### HOW TO COMPLETE THIS TASK:
Return all of the records below verbatim.

Saved data entries:
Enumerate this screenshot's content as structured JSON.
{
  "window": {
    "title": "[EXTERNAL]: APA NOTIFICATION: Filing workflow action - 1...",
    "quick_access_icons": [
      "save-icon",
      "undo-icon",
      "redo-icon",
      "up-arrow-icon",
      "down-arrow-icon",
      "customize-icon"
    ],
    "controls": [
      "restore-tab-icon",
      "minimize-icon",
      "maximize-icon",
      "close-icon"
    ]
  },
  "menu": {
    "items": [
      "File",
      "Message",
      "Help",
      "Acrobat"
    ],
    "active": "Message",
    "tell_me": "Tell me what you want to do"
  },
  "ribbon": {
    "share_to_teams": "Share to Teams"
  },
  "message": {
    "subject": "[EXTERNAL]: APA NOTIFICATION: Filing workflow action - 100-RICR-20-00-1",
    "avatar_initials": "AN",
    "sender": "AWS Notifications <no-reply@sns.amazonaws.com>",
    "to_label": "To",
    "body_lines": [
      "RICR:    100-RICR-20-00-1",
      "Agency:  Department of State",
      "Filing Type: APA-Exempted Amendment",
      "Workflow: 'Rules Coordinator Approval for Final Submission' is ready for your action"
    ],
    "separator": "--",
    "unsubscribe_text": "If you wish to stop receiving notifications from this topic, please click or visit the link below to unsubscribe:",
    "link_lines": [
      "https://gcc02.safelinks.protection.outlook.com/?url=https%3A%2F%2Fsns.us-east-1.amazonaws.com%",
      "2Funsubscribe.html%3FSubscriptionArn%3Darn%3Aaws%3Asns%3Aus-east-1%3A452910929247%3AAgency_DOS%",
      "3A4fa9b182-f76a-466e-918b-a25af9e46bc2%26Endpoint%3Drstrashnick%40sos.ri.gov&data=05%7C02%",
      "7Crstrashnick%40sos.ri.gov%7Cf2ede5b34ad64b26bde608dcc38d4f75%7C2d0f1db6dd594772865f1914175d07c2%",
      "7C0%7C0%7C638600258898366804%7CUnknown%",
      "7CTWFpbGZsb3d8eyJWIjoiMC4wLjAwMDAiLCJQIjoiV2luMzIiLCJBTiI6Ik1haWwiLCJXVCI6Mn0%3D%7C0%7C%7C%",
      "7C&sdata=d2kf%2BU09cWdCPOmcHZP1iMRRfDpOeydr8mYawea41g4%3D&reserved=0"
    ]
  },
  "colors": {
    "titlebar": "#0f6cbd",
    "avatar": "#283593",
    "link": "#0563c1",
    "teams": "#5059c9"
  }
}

### RESULT:
Enumerate this screenshot's content as structured JSON.
{
  "window": {
    "title": "[EXTERNAL]: APA NOTIFICATION: Filing workflow action - 1...",
    "quick_access_icons": [
      "save-icon",
      "undo-icon",
      "redo-icon",
      "up-arrow-icon",
      "down-arrow-icon",
      "customize-icon"
    ],
    "controls": [
      "restore-tab-icon",
      "minimize-icon",
      "maximize-icon",
      "close-icon"
    ]
  },
  "menu": {
    "items": [
      "File",
      "Message",
      "Help",
      "Acrobat"
    ],
    "active": "Message",
    "tell_me": "Tell me what you want to do"
  },
  "ribbon": {
    "share_to_teams": "Share to Teams"
  },
  "message": {
    "subject": "[EXTERNAL]: APA NOTIFICATION: Filing workflow action - 100-RICR-20-00-1",
    "avatar_initials": "AN",
    "sender": "AWS Notifications <no-reply@sns.amazonaws.com>",
    "to_label": "To",
    "body_lines": [
      "RICR:    100-RICR-20-00-1",
      "Agency:  Department of State",
      "Filing Type: APA-Exempted Amendment",
      "Workflow: 'Rules Coordinator Approval for Final Submission' is ready for your action"
    ],
    "separator": "--",
    "unsubscribe_text": "If you wish to stop receiving notifications from this topic, please click or visit the link below to unsubscribe:",
    "link_lines": [
      "https://gcc02.safelinks.protection.outlook.com/?url=https%3A%2F%2Fsns.us-east-1.amazonaws.com%",
      "2Funsubscribe.html%3FSubscriptionArn%3Darn%3Aaws%3Asns%3Aus-east-1%3A452910929247%3AAgency_DOS%",
      "3A4fa9b182-f76a-466e-918b-a25af9e46bc2%26Endpoint%3Drstrashnick%40sos.ri.gov&data=05%7C02%",
      "7Crstrashnick%40sos.ri.gov%7Cf2ede5b34ad64b26bde608dcc38d4f75%7C2d0f1db6dd594772865f1914175d07c2%",
      "7C0%7C0%7C638600258898366804%7CUnknown%",
      "7CTWFpbGZsb3d8eyJWIjoiMC4wLjAwMDAiLCJQIjoiV2luMzIiLCJBTiI6Ik1haWwiLCJXVCI6Mn0%3D%7C0%7C%7C%",
      "7C&sdata=d2kf%2BU09cWdCPOmcHZP1iMRRfDpOeydr8mYawea41g4%3D&reserved=0"
    ]
  },
  "colors": {
    "titlebar": "#0f6cbd",
    "avatar": "#283593",
    "link": "#0563c1",
    "teams": "#5059c9"
  }
}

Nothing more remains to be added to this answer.